Their scenes are some of the most heartbreaking and heartwarming scenes I’ve seen on screen. Because they really do become actual best friends – the best friend either one has ever had. It’s beautiful, man. I love this movie, and I don’t think this bit in a blog post really does it justice. Go and see it for yourself.
1. 12 Years a Slave
If you’ve made it this far, you know I love an honest film. And this move is…well I don’t know if I can properly describe it. For me, it’s easily the best film of 2013. There is no competition. This film is truly brilliant. I cannot stress that enough. The cinematography was brilliant – they had one camera and 35 days to shoot and they produced something completely brilliant. The script – brilliant, and it’s going to win the Oscar. Michael Fassbender gives a brilliant performance, but all praises belong to Lupita Nyong’o and Chiwetel Eljiofor. Lupita Nyong’o was simply amazing in this film. She’s going to with the Oscar, and I am going to be very happy about it. She gave the superior performance in her category – easily one of the best of the year. And Chiwetel Eljiofor was absolutely incredible in his portrayal of Solomon Northrup. I connected with him as I got to see his family, his life, and as it was all taken from him in the course of one night. As he was dehumanized and broken each and every day – right alongside Nyong’o’s character, who was broken from the start. This film is the chief portrayal of American slavery. Everyone knew it was bad, that slaves were whipped, that they were not considered human. But they never tell us how bad, they never go into the extent of the pain of the actual slaves. So often in movies, the slaves become one massive, faceless character. They are slaves, they are suffering. This film offered an actual perspective into the inhumanity of the whole thing. They are human, and they are dying. This film is tough to watch – people were leaving the theater, even I had a it of an emotional collapse after watching this movie. Nothing has moved me quite so deeply, and I don’t think anything will again.

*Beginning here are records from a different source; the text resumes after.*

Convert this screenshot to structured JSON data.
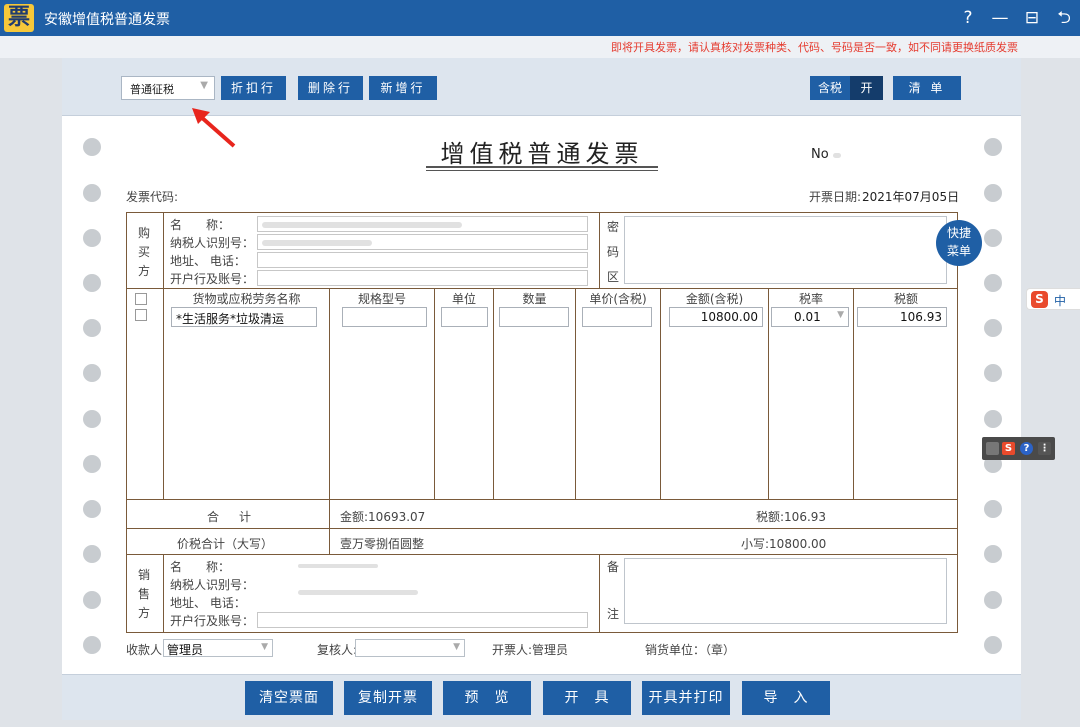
{
  "window": {
    "title": "安徽增值税普通发票",
    "logo_text": "票",
    "controls": [
      "?",
      "—",
      "⊟",
      "⮌"
    ]
  },
  "notice": "即将开具发票，请认真核对发票种类、代码、号码是否一致，如不同请更换纸质发票",
  "toolbar": {
    "tax_mode": "普通征税",
    "discount_btn": "折扣行",
    "delete_btn": "删除行",
    "add_btn": "新增行",
    "tax_incl_label": "含税",
    "tax_incl_state": "开",
    "list_btn": "清 单"
  },
  "invoice": {
    "title": "增值税普通发票",
    "no_label": "No",
    "code_label": "发票代码:",
    "date_label": "开票日期:",
    "date_value": "2021年07月05日",
    "buyer": {
      "side_label": [
        "购",
        "买",
        "方"
      ],
      "name_label": "名　　称：",
      "taxid_label": "纳税人识别号：",
      "addr_label": "地址、 电话：",
      "bank_label": "开户行及账号："
    },
    "cipher_label": [
      "密",
      "码",
      "区"
    ],
    "columns": [
      "货物或应税劳务名称",
      "规格型号",
      "单位",
      "数量",
      "单价(含税)",
      "金额(含税)",
      "税率",
      "税额"
    ],
    "rows": [
      {
        "name": "*生活服务*垃圾清运",
        "spec": "",
        "unit": "",
        "qty": "",
        "price": "",
        "amount": "10800.00",
        "rate": "0.01",
        "tax": "106.93"
      }
    ],
    "total_label": "合　计",
    "total_amount": "金额:10693.07",
    "total_tax": "税额:106.93",
    "grand_label": "价税合计（大写）",
    "grand_upper": "壹万零捌佰圆整",
    "grand_lower": "小写:10800.00",
    "seller": {
      "side_label": [
        "销",
        "售",
        "方"
      ],
      "name_label": "名　　称：",
      "taxid_label": "纳税人识别号：",
      "addr_label": "地址、 电话：",
      "bank_label": "开户行及账号："
    },
    "remark_label": [
      "备",
      "注"
    ],
    "payee_label": "收款人:",
    "payee_value": "管理员",
    "reviewer_label": "复核人:",
    "drawer": "开票人:管理员",
    "seller_seal": "销货单位：（章）"
  },
  "quick_menu": [
    "快捷",
    "菜单"
  ],
  "bottom_buttons": [
    "清空票面",
    "复制开票",
    "预　览",
    "开　具",
    "开具并打印",
    "导　入"
  ],
  "ime": {
    "logo": "S",
    "lang": "中"
  }
}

I’d like to leave you with a short scene from 12 Years: One of my favorite scenes in this movie brilliantly displays what I like to call the birth of soul music – as someone without hope allows himself, for the first time, to feel that hope, to consider that he may get out of this, that he may see his family again, that hope is the only thing that will keep him alive until his does. And it’s all on his face.